Michael Donoghue at the February CCSS meeting.

Saturday, January 30, 2016

Conophytum Commercialism

Three Conophytum maughanii plants, and possibly a seedling of C. subfenestratum at lower right. Promotional material from Zhao Caizhu Succulents Garden.
 I recently became aware of Zhao Caizhu Succulents Garden, which claims to be the largest succulent plant nursery in China, with annual sales of US $400,000 and a mailing list of 50,000 customers. They seem to deal mostly in "living stone"-type mesembs (family Aizoaceae), like Lithops and Conophytum, which stands in contrast to the situation among collectors in the United States, where  mesembs have been something of a neglected niche market in recent decades.  Maybe we need more marketing with cute animal characters based on immaculately groomed conophytums?

More advertising illustrations from Zhao Caizhu Succulents Garden, featuring four different Conophytum species.

I like how the carefully peeled Conophytum burgeri (Burger's Onion!) is the only plant in these illustrations that doesn't require any googly eyes or bling to hype it up. The chalky gray plant in the montage above is probably Conophytum pageae, which has a fissure (the vestigial gap between the fused pair of leaves that make up the plant body) that often strikes people as resembling a mouth, even without cartoon sunglasses.
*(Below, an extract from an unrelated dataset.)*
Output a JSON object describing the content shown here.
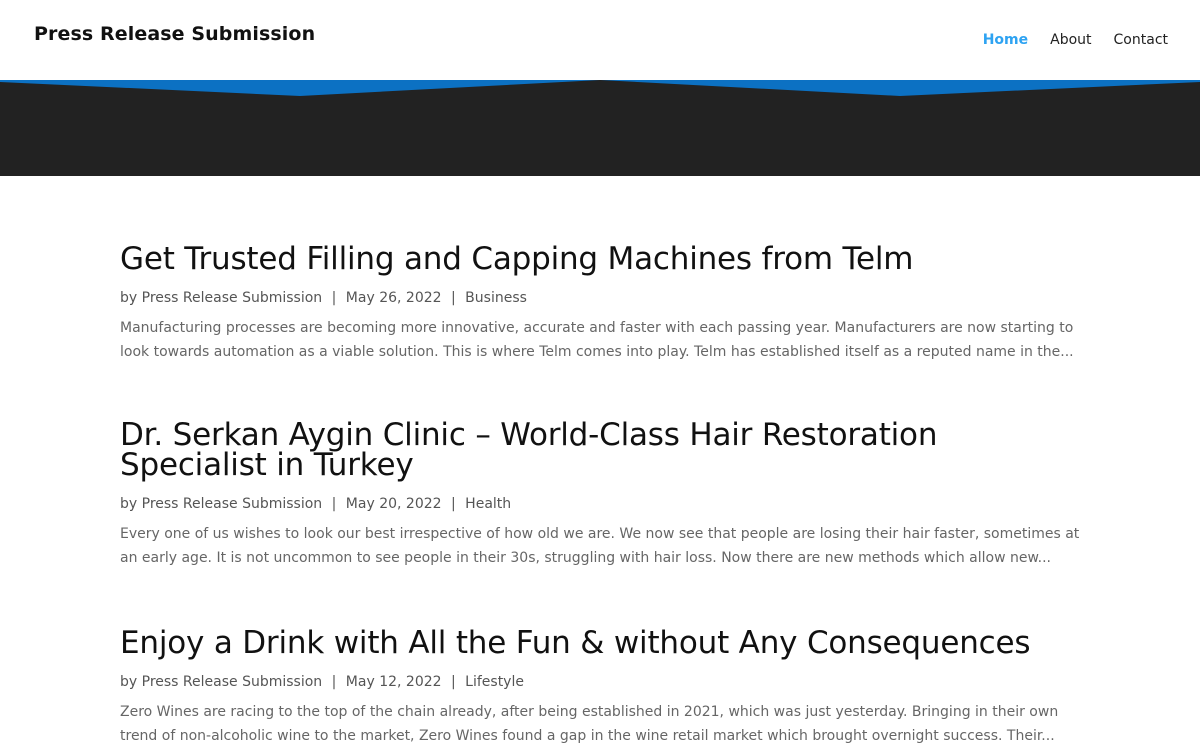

Some forms of C. pageae even develop lipstick-like red markings around their fissures, naturally and with no photo editing required.

Conophytum pageae with "lipstick" pigmentation, in Steven Hammer's greenhouses in Vista, California.
It's hard to imagine Conophytum plants--temperamental winter-growers that no wholesale nursery in the west has ever generally distributed--could ever become a popular mass-market commodity. But, who knows: a quirky advertising campaign could make conophytums into a 21st century pet-rock-type fad.
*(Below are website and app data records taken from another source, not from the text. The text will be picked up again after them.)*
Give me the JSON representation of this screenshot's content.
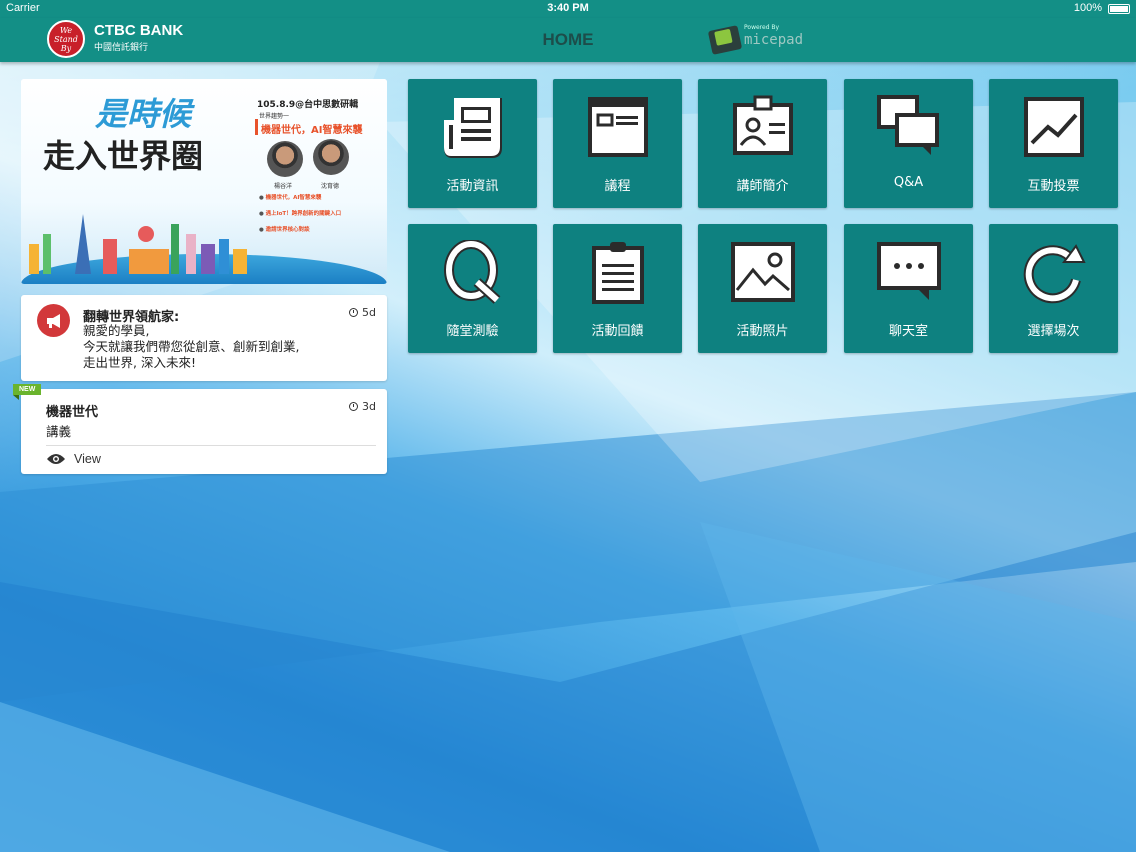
{
  "status_bar": {
    "carrier": "Carrier",
    "time": "3:40 PM",
    "battery": "100%"
  },
  "header": {
    "logo_text": "We Stand By",
    "brand_en": "CTBC BANK",
    "brand_zh": "中國信託銀行",
    "title": "HOME",
    "powered_by": "Powered By",
    "powered_brand": "micepad"
  },
  "banner": {
    "headline_top": "是時候",
    "headline_bottom": "走入世界圈",
    "date": "105.8.9@台中思數研輯",
    "subtitle_label": "世界趨勢一",
    "subtitle": "機器世代，AI智慧來襲",
    "speaker1": "楊谷洋",
    "speaker2": "沈育德",
    "bullets": [
      "機器世代，AI智慧來襲",
      "遇上IoT！跨界創新的關鍵入口",
      "邀請世界核心對談"
    ]
  },
  "announcement": {
    "title": "翻轉世界領航家:",
    "body": "親愛的學員,\n今天就讓我們帶您從創意、創新到創業,\n走出世界, 深入未來!",
    "age": "5d"
  },
  "document": {
    "badge": "NEW",
    "title": "機器世代",
    "subtitle": "講義",
    "age": "3d",
    "action": "View"
  },
  "tiles": [
    {
      "label": "活動資訊",
      "icon": "newspaper-icon"
    },
    {
      "label": "議程",
      "icon": "agenda-icon"
    },
    {
      "label": "講師簡介",
      "icon": "id-card-icon"
    },
    {
      "label": "Q&A",
      "icon": "chat-bubbles-icon"
    },
    {
      "label": "互動投票",
      "icon": "line-chart-icon"
    },
    {
      "label": "隨堂測驗",
      "icon": "q-letter-icon"
    },
    {
      "label": "活動回饋",
      "icon": "clipboard-icon"
    },
    {
      "label": "活動照片",
      "icon": "picture-icon"
    },
    {
      "label": "聊天室",
      "icon": "message-dots-icon"
    },
    {
      "label": "選擇場次",
      "icon": "refresh-icon"
    }
  ]
}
Thursday, December 24, 2015

Mele Kalikimaka

Ornamental cherry (Prunus cv.), Storrs, Connecticut, December 24, 2015.
 It was a warm autumn, and possibly will be a record-warm December, here in Connecticut. The whole season has been unusually toasty, but today was a practically tropical Christmas Eve, with temperatures already near the old record high in the low 60's early this morning, easily making an afternoon new record high of 69° F. The forecast is not quite as sultry for tomorrow, but still likely to be a new record for Christmas Day. It's almost been like early June, except with 15 hour nights and weak winter sun when the haze and fog briefly lifts during the day.
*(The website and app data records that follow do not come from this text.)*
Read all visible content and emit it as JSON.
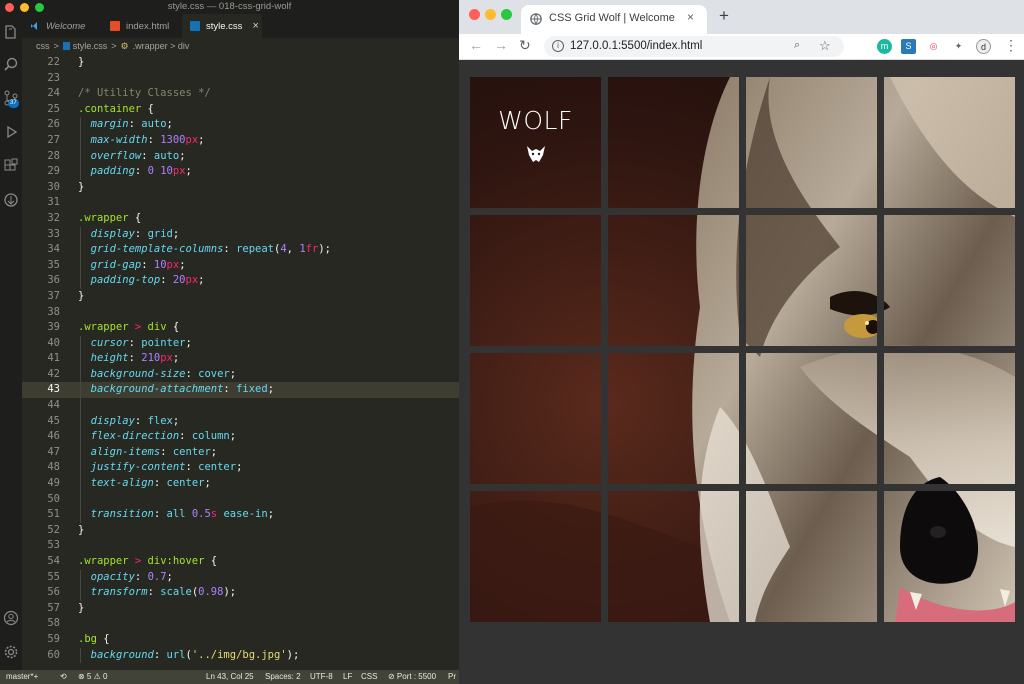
{
  "editor": {
    "window_title": "style.css — 018-css-grid-wolf",
    "tabs": [
      {
        "label": "Welcome",
        "icon": "vscode-icon"
      },
      {
        "label": "index.html",
        "icon": "html-file-icon"
      },
      {
        "label": "style.css",
        "icon": "css-file-icon",
        "close": "×"
      }
    ],
    "breadcrumb": [
      "css",
      ">",
      "style.css",
      ">",
      ".wrapper > div"
    ],
    "scm_badge": "37",
    "code_lines": [
      {
        "n": "22",
        "parts": [
          [
            "p",
            "}"
          ]
        ]
      },
      {
        "n": "23",
        "parts": []
      },
      {
        "n": "24",
        "parts": [
          [
            "com",
            "/* Utility Classes */"
          ]
        ]
      },
      {
        "n": "25",
        "parts": [
          [
            "sel",
            ".container"
          ],
          [
            "p",
            " {"
          ]
        ]
      },
      {
        "n": "26",
        "indent": true,
        "parts": [
          [
            "p",
            "  "
          ],
          [
            "prop",
            "margin"
          ],
          [
            "p",
            ": "
          ],
          [
            "val",
            "auto"
          ],
          [
            "p",
            ";"
          ]
        ]
      },
      {
        "n": "27",
        "indent": true,
        "parts": [
          [
            "p",
            "  "
          ],
          [
            "prop",
            "max-width"
          ],
          [
            "p",
            ": "
          ],
          [
            "num",
            "1300"
          ],
          [
            "unit",
            "px"
          ],
          [
            "p",
            ";"
          ]
        ]
      },
      {
        "n": "28",
        "indent": true,
        "parts": [
          [
            "p",
            "  "
          ],
          [
            "prop",
            "overflow"
          ],
          [
            "p",
            ": "
          ],
          [
            "val",
            "auto"
          ],
          [
            "p",
            ";"
          ]
        ]
      },
      {
        "n": "29",
        "indent": true,
        "parts": [
          [
            "p",
            "  "
          ],
          [
            "prop",
            "padding"
          ],
          [
            "p",
            ": "
          ],
          [
            "num",
            "0"
          ],
          [
            "p",
            " "
          ],
          [
            "num",
            "10"
          ],
          [
            "unit",
            "px"
          ],
          [
            "p",
            ";"
          ]
        ]
      },
      {
        "n": "30",
        "parts": [
          [
            "p",
            "}"
          ]
        ]
      },
      {
        "n": "31",
        "parts": []
      },
      {
        "n": "32",
        "parts": [
          [
            "sel",
            ".wrapper"
          ],
          [
            "p",
            " {"
          ]
        ]
      },
      {
        "n": "33",
        "indent": true,
        "parts": [
          [
            "p",
            "  "
          ],
          [
            "prop",
            "display"
          ],
          [
            "p",
            ": "
          ],
          [
            "val",
            "grid"
          ],
          [
            "p",
            ";"
          ]
        ]
      },
      {
        "n": "34",
        "indent": true,
        "parts": [
          [
            "p",
            "  "
          ],
          [
            "prop",
            "grid-template-columns"
          ],
          [
            "p",
            ": "
          ],
          [
            "val",
            "repeat"
          ],
          [
            "p",
            "("
          ],
          [
            "num",
            "4"
          ],
          [
            "p",
            ", "
          ],
          [
            "num",
            "1"
          ],
          [
            "unit",
            "fr"
          ],
          [
            "p",
            ");"
          ]
        ]
      },
      {
        "n": "35",
        "indent": true,
        "parts": [
          [
            "p",
            "  "
          ],
          [
            "prop",
            "grid-gap"
          ],
          [
            "p",
            ": "
          ],
          [
            "num",
            "10"
          ],
          [
            "unit",
            "px"
          ],
          [
            "p",
            ";"
          ]
        ]
      },
      {
        "n": "36",
        "indent": true,
        "parts": [
          [
            "p",
            "  "
          ],
          [
            "prop",
            "padding-top"
          ],
          [
            "p",
            ": "
          ],
          [
            "num",
            "20"
          ],
          [
            "unit",
            "px"
          ],
          [
            "p",
            ";"
          ]
        ]
      },
      {
        "n": "37",
        "parts": [
          [
            "p",
            "}"
          ]
        ]
      },
      {
        "n": "38",
        "parts": []
      },
      {
        "n": "39",
        "parts": [
          [
            "sel",
            ".wrapper"
          ],
          [
            "op",
            " > "
          ],
          [
            "sel",
            "div"
          ],
          [
            "p",
            " {"
          ]
        ]
      },
      {
        "n": "40",
        "indent": true,
        "parts": [
          [
            "p",
            "  "
          ],
          [
            "prop",
            "cursor"
          ],
          [
            "p",
            ": "
          ],
          [
            "val",
            "pointer"
          ],
          [
            "p",
            ";"
          ]
        ]
      },
      {
        "n": "41",
        "indent": true,
        "parts": [
          [
            "p",
            "  "
          ],
          [
            "prop",
            "height"
          ],
          [
            "p",
            ": "
          ],
          [
            "num",
            "210"
          ],
          [
            "unit",
            "px"
          ],
          [
            "p",
            ";"
          ]
        ]
      },
      {
        "n": "42",
        "indent": true,
        "parts": [
          [
            "p",
            "  "
          ],
          [
            "prop",
            "background-size"
          ],
          [
            "p",
            ": "
          ],
          [
            "val",
            "cover"
          ],
          [
            "p",
            ";"
          ]
        ]
      },
      {
        "n": "43",
        "indent": true,
        "current": true,
        "parts": [
          [
            "p",
            "  "
          ],
          [
            "prop",
            "background-attachment"
          ],
          [
            "p",
            ": "
          ],
          [
            "val",
            "fixed"
          ],
          [
            "p",
            ";"
          ]
        ]
      },
      {
        "n": "44",
        "indent": true,
        "parts": []
      },
      {
        "n": "45",
        "indent": true,
        "parts": [
          [
            "p",
            "  "
          ],
          [
            "prop",
            "display"
          ],
          [
            "p",
            ": "
          ],
          [
            "val",
            "flex"
          ],
          [
            "p",
            ";"
          ]
        ]
      },
      {
        "n": "46",
        "indent": true,
        "parts": [
          [
            "p",
            "  "
          ],
          [
            "prop",
            "flex-direction"
          ],
          [
            "p",
            ": "
          ],
          [
            "val",
            "column"
          ],
          [
            "p",
            ";"
          ]
        ]
      },
      {
        "n": "47",
        "indent": true,
        "parts": [
          [
            "p",
            "  "
          ],
          [
            "prop",
            "align-items"
          ],
          [
            "p",
            ": "
          ],
          [
            "val",
            "center"
          ],
          [
            "p",
            ";"
          ]
        ]
      },
      {
        "n": "48",
        "indent": true,
        "parts": [
          [
            "p",
            "  "
          ],
          [
            "prop",
            "justify-content"
          ],
          [
            "p",
            ": "
          ],
          [
            "val",
            "center"
          ],
          [
            "p",
            ";"
          ]
        ]
      },
      {
        "n": "49",
        "indent": true,
        "parts": [
          [
            "p",
            "  "
          ],
          [
            "prop",
            "text-align"
          ],
          [
            "p",
            ": "
          ],
          [
            "val",
            "center"
          ],
          [
            "p",
            ";"
          ]
        ]
      },
      {
        "n": "50",
        "indent": true,
        "parts": []
      },
      {
        "n": "51",
        "indent": true,
        "parts": [
          [
            "p",
            "  "
          ],
          [
            "prop",
            "transition"
          ],
          [
            "p",
            ": "
          ],
          [
            "val",
            "all"
          ],
          [
            "p",
            " "
          ],
          [
            "num",
            "0.5"
          ],
          [
            "unit",
            "s"
          ],
          [
            "p",
            " "
          ],
          [
            "val",
            "ease-in"
          ],
          [
            "p",
            ";"
          ]
        ]
      },
      {
        "n": "52",
        "parts": [
          [
            "p",
            "}"
          ]
        ]
      },
      {
        "n": "53",
        "parts": []
      },
      {
        "n": "54",
        "parts": [
          [
            "sel",
            ".wrapper"
          ],
          [
            "op",
            " > "
          ],
          [
            "sel",
            "div:hover"
          ],
          [
            "p",
            " {"
          ]
        ]
      },
      {
        "n": "55",
        "indent": true,
        "parts": [
          [
            "p",
            "  "
          ],
          [
            "prop",
            "opacity"
          ],
          [
            "p",
            ": "
          ],
          [
            "num",
            "0.7"
          ],
          [
            "p",
            ";"
          ]
        ]
      },
      {
        "n": "56",
        "indent": true,
        "parts": [
          [
            "p",
            "  "
          ],
          [
            "prop",
            "transform"
          ],
          [
            "p",
            ": "
          ],
          [
            "val",
            "scale"
          ],
          [
            "p",
            "("
          ],
          [
            "num",
            "0.98"
          ],
          [
            "p",
            ");"
          ]
        ]
      },
      {
        "n": "57",
        "parts": [
          [
            "p",
            "}"
          ]
        ]
      },
      {
        "n": "58",
        "parts": []
      },
      {
        "n": "59",
        "parts": [
          [
            "sel",
            ".bg"
          ],
          [
            "p",
            " {"
          ]
        ]
      },
      {
        "n": "60",
        "indent": true,
        "parts": [
          [
            "p",
            "  "
          ],
          [
            "prop",
            "background"
          ],
          [
            "p",
            ": "
          ],
          [
            "val",
            "url"
          ],
          [
            "p",
            "("
          ],
          [
            "str",
            "'../img/bg.jpg'"
          ],
          [
            "p",
            ");"
          ]
        ]
      }
    ],
    "status": {
      "branch": "master*+",
      "problems": "⊗ 5 ⚠ 0",
      "position": "Ln 43, Col 25",
      "spaces": "Spaces: 2",
      "encoding": "UTF-8",
      "eol": "LF",
      "language": "CSS",
      "port": "⊘ Port : 5500",
      "extra": "Pr"
    }
  },
  "browser": {
    "tab_title": "CSS Grid Wolf | Welcome",
    "tab_close": "×",
    "new_tab": "+",
    "url": "127.0.0.1:5500/index.html",
    "extensions": [
      "m",
      "S",
      "◎",
      "✦",
      "d"
    ],
    "page": {
      "logo_text": "WOLF"
    }
  },
  "colors": {
    "editor_bg": "#272822",
    "browser_bg": "#333333",
    "accent_badge": "#0e70c0"
  }
}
Dandelion (Taraxicum officinale) in flower, Christmas Eve 2015.
Out in the landscape, the native vegetation is staying in a state of seasonally appropriate dormancy, but lawn grass is still green. Dandelions have been flowering and even setting seed, and some of the early-blooming flowering cherries are nearly in full bloom, four months before their usual time. It's been a strange holiday season, weather-wise. The long range forecast indicates a return to something closer to seasonable conditions in New England in the New Year. I suspect that the shortage of winter chilling is going to have an adverse effect on the maple sugaring season, which in normal circumstances would be less than two months away.